Data:
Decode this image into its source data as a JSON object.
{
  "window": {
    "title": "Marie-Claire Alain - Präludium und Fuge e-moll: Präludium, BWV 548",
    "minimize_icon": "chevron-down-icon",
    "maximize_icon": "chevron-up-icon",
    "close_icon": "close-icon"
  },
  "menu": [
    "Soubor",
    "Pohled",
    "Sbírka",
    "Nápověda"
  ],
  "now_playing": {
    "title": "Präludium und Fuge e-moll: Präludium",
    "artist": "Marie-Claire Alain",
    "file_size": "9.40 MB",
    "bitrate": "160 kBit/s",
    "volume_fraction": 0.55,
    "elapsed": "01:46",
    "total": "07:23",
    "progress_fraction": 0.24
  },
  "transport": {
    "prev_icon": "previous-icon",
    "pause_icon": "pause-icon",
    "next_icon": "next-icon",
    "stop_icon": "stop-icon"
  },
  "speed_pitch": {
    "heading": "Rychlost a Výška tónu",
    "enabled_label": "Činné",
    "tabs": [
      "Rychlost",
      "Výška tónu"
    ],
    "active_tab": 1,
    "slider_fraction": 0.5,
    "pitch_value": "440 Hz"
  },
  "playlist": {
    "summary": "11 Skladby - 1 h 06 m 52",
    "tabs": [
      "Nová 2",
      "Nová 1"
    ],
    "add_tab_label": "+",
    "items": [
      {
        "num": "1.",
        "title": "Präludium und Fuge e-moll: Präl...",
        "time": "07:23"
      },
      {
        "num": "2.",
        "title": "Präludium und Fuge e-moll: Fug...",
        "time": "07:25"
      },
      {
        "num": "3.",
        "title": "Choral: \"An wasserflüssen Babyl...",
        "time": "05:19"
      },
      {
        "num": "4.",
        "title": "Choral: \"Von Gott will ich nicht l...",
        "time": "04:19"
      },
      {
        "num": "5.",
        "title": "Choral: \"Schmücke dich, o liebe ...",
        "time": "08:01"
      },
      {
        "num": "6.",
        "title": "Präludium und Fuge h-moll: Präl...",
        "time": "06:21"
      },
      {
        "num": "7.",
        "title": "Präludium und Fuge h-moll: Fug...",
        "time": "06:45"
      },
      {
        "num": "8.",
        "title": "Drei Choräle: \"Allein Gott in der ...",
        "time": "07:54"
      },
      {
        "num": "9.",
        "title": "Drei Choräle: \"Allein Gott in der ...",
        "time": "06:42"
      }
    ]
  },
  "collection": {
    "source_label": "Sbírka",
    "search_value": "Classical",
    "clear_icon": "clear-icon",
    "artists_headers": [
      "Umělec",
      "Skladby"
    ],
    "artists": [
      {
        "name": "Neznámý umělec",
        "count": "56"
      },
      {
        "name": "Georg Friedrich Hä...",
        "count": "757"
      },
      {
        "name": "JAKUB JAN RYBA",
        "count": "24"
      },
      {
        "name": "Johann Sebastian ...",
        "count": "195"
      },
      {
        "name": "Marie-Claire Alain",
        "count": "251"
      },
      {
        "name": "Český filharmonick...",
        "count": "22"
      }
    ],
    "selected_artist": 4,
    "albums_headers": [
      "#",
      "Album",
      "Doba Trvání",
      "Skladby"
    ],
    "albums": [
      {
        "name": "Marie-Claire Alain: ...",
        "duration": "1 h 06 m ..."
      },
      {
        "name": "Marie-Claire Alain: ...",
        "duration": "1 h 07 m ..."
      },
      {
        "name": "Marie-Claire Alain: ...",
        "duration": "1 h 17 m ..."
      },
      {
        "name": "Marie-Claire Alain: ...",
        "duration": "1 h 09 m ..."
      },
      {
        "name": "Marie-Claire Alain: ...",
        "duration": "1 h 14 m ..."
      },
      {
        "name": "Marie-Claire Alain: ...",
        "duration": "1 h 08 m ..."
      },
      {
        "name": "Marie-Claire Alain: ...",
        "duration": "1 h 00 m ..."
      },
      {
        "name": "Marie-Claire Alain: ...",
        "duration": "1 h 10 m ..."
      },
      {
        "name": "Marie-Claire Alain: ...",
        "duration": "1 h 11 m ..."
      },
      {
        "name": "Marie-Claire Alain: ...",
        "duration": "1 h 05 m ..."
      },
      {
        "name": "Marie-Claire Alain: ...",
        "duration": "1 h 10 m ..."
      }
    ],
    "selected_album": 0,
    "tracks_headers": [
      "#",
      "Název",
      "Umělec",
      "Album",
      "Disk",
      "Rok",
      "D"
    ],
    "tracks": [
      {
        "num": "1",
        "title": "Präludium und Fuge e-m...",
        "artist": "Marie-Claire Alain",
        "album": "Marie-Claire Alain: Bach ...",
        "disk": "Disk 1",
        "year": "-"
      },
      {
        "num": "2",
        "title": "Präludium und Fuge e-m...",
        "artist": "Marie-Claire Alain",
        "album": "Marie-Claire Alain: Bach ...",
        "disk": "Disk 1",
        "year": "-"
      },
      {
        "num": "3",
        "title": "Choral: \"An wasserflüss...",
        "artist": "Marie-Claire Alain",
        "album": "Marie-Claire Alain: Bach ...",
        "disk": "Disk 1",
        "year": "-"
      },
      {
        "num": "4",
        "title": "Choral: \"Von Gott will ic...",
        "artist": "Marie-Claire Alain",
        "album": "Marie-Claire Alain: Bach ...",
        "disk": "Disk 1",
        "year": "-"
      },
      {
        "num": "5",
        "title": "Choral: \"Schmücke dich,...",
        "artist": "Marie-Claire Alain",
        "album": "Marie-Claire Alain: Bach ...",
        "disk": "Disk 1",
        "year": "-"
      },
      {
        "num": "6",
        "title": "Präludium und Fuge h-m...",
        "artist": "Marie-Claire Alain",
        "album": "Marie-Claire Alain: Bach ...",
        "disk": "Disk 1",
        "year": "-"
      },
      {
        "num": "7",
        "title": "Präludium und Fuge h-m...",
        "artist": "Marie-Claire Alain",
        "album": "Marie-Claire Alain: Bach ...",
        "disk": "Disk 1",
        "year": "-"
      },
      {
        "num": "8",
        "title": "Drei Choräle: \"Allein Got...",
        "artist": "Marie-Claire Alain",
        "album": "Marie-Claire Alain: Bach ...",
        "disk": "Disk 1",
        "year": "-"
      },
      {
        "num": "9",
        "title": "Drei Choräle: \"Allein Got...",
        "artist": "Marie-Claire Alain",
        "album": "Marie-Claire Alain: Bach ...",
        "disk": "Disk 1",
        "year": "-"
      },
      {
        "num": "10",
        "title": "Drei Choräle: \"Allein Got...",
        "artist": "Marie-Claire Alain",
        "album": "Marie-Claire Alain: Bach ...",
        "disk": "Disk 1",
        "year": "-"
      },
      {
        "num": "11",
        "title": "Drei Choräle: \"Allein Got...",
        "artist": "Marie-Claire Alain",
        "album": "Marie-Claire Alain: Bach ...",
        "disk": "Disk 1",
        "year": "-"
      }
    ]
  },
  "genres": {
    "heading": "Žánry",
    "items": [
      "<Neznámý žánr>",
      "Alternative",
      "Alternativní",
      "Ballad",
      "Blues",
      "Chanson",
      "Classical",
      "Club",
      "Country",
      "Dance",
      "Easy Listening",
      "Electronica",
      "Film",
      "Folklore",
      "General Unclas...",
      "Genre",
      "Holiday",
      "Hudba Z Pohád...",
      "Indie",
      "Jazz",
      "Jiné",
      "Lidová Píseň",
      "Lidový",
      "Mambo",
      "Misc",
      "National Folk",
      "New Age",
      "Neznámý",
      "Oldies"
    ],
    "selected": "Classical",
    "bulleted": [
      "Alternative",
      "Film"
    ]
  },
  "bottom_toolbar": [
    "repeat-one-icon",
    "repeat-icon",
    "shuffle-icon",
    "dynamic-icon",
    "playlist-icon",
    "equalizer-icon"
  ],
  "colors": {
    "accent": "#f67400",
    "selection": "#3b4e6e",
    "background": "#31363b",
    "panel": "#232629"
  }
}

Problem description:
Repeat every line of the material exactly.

Output of the task:
Decode this image into its source data as a JSON object.
{
  "window": {
    "title": "Marie-Claire Alain - Präludium und Fuge e-moll: Präludium, BWV 548",
    "minimize_icon": "chevron-down-icon",
    "maximize_icon": "chevron-up-icon",
    "close_icon": "close-icon"
  },
  "menu": [
    "Soubor",
    "Pohled",
    "Sbírka",
    "Nápověda"
  ],
  "now_playing": {
    "title": "Präludium und Fuge e-moll: Präludium",
    "artist": "Marie-Claire Alain",
    "file_size": "9.40 MB",
    "bitrate": "160 kBit/s",
    "volume_fraction": 0.55,
    "elapsed": "01:46",
    "total": "07:23",
    "progress_fraction": 0.24
  },
  "transport": {
    "prev_icon": "previous-icon",
    "pause_icon": "pause-icon",
    "next_icon": "next-icon",
    "stop_icon": "stop-icon"
  },
  "speed_pitch": {
    "heading": "Rychlost a Výška tónu",
    "enabled_label": "Činné",
    "tabs": [
      "Rychlost",
      "Výška tónu"
    ],
    "active_tab": 1,
    "slider_fraction": 0.5,
    "pitch_value": "440 Hz"
  },
  "playlist": {
    "summary": "11 Skladby - 1 h 06 m 52",
    "tabs": [
      "Nová 2",
      "Nová 1"
    ],
    "add_tab_label": "+",
    "items": [
      {
        "num": "1.",
        "title": "Präludium und Fuge e-moll: Präl...",
        "time": "07:23"
      },
      {
        "num": "2.",
        "title": "Präludium und Fuge e-moll: Fug...",
        "time": "07:25"
      },
      {
        "num": "3.",
        "title": "Choral: \"An wasserflüssen Babyl...",
        "time": "05:19"
      },
      {
        "num": "4.",
        "title": "Choral: \"Von Gott will ich nicht l...",
        "time": "04:19"
      },
      {
        "num": "5.",
        "title": "Choral: \"Schmücke dich, o liebe ...",
        "time": "08:01"
      },
      {
        "num": "6.",
        "title": "Präludium und Fuge h-moll: Präl...",
        "time": "06:21"
      },
      {
        "num": "7.",
        "title": "Präludium und Fuge h-moll: Fug...",
        "time": "06:45"
      },
      {
        "num": "8.",
        "title": "Drei Choräle: \"Allein Gott in der ...",
        "time": "07:54"
      },
      {
        "num": "9.",
        "title": "Drei Choräle: \"Allein Gott in der ...",
        "time": "06:42"
      }
    ]
  },
  "collection": {
    "source_label": "Sbírka",
    "search_value": "Classical",
    "clear_icon": "clear-icon",
    "artists_headers": [
      "Umělec",
      "Skladby"
    ],
    "artists": [
      {
        "name": "Neznámý umělec",
        "count": "56"
      },
      {
        "name": "Georg Friedrich Hä...",
        "count": "757"
      },
      {
        "name": "JAKUB JAN RYBA",
        "count": "24"
      },
      {
        "name": "Johann Sebastian ...",
        "count": "195"
      },
      {
        "name": "Marie-Claire Alain",
        "count": "251"
      },
      {
        "name": "Český filharmonick...",
        "count": "22"
      }
    ],
    "selected_artist": 4,
    "albums_headers": [
      "#",
      "Album",
      "Doba Trvání",
      "Skladby"
    ],
    "albums": [
      {
        "name": "Marie-Claire Alain: ...",
        "duration": "1 h 06 m ..."
      },
      {
        "name": "Marie-Claire Alain: ...",
        "duration": "1 h 07 m ..."
      },
      {
        "name": "Marie-Claire Alain: ...",
        "duration": "1 h 17 m ..."
      },
      {
        "name": "Marie-Claire Alain: ...",
        "duration": "1 h 09 m ..."
      },
      {
        "name": "Marie-Claire Alain: ...",
        "duration": "1 h 14 m ..."
      },
      {
        "name": "Marie-Claire Alain: ...",
        "duration": "1 h 08 m ..."
      },
      {
        "name": "Marie-Claire Alain: ...",
        "duration": "1 h 00 m ..."
      },
      {
        "name": "Marie-Claire Alain: ...",
        "duration": "1 h 10 m ..."
      },
      {
        "name": "Marie-Claire Alain: ...",
        "duration": "1 h 11 m ..."
      },
      {
        "name": "Marie-Claire Alain: ...",
        "duration": "1 h 05 m ..."
      },
      {
        "name": "Marie-Claire Alain: ...",
        "duration": "1 h 10 m ..."
      }
    ],
    "selected_album": 0,
    "tracks_headers": [
      "#",
      "Název",
      "Umělec",
      "Album",
      "Disk",
      "Rok",
      "D"
    ],
    "tracks": [
      {
        "num": "1",
        "title": "Präludium und Fuge e-m...",
        "artist": "Marie-Claire Alain",
        "album": "Marie-Claire Alain: Bach ...",
        "disk": "Disk 1",
        "year": "-"
      },
      {
        "num": "2",
        "title": "Präludium und Fuge e-m...",
        "artist": "Marie-Claire Alain",
        "album": "Marie-Claire Alain: Bach ...",
        "disk": "Disk 1",
        "year": "-"
      },
      {
        "num": "3",
        "title": "Choral: \"An wasserflüss...",
        "artist": "Marie-Claire Alain",
        "album": "Marie-Claire Alain: Bach ...",
        "disk": "Disk 1",
        "year": "-"
      },
      {
        "num": "4",
        "title": "Choral: \"Von Gott will ic...",
        "artist": "Marie-Claire Alain",
        "album": "Marie-Claire Alain: Bach ...",
        "disk": "Disk 1",
        "year": "-"
      },
      {
        "num": "5",
        "title": "Choral: \"Schmücke dich,...",
        "artist": "Marie-Claire Alain",
        "album": "Marie-Claire Alain: Bach ...",
        "disk": "Disk 1",
        "year": "-"
      },
      {
        "num": "6",
        "title": "Präludium und Fuge h-m...",
        "artist": "Marie-Claire Alain",
        "album": "Marie-Claire Alain: Bach ...",
        "disk": "Disk 1",
        "year": "-"
      },
      {
        "num": "7",
        "title": "Präludium und Fuge h-m...",
        "artist": "Marie-Claire Alain",
        "album": "Marie-Claire Alain: Bach ...",
        "disk": "Disk 1",
        "year": "-"
      },
      {
        "num": "8",
        "title": "Drei Choräle: \"Allein Got...",
        "artist": "Marie-Claire Alain",
        "album": "Marie-Claire Alain: Bach ...",
        "disk": "Disk 1",
        "year": "-"
      },
      {
        "num": "9",
        "title": "Drei Choräle: \"Allein Got...",
        "artist": "Marie-Claire Alain",
        "album": "Marie-Claire Alain: Bach ...",
        "disk": "Disk 1",
        "year": "-"
      },
      {
        "num": "10",
        "title": "Drei Choräle: \"Allein Got...",
        "artist": "Marie-Claire Alain",
        "album": "Marie-Claire Alain: Bach ...",
        "disk": "Disk 1",
        "year": "-"
      },
      {
        "num": "11",
        "title": "Drei Choräle: \"Allein Got...",
        "artist": "Marie-Claire Alain",
        "album": "Marie-Claire Alain: Bach ...",
        "disk": "Disk 1",
        "year": "-"
      }
    ]
  },
  "genres": {
    "heading": "Žánry",
    "items": [
      "<Neznámý žánr>",
      "Alternative",
      "Alternativní",
      "Ballad",
      "Blues",
      "Chanson",
      "Classical",
      "Club",
      "Country",
      "Dance",
      "Easy Listening",
      "Electronica",
      "Film",
      "Folklore",
      "General Unclas...",
      "Genre",
      "Holiday",
      "Hudba Z Pohád...",
      "Indie",
      "Jazz",
      "Jiné",
      "Lidová Píseň",
      "Lidový",
      "Mambo",
      "Misc",
      "National Folk",
      "New Age",
      "Neznámý",
      "Oldies"
    ],
    "selected": "Classical",
    "bulleted": [
      "Alternative",
      "Film"
    ]
  },
  "bottom_toolbar": [
    "repeat-one-icon",
    "repeat-icon",
    "shuffle-icon",
    "dynamic-icon",
    "playlist-icon",
    "equalizer-icon"
  ],
  "colors": {
    "accent": "#f67400",
    "selection": "#3b4e6e",
    "background": "#31363b",
    "panel": "#232629"
  }
}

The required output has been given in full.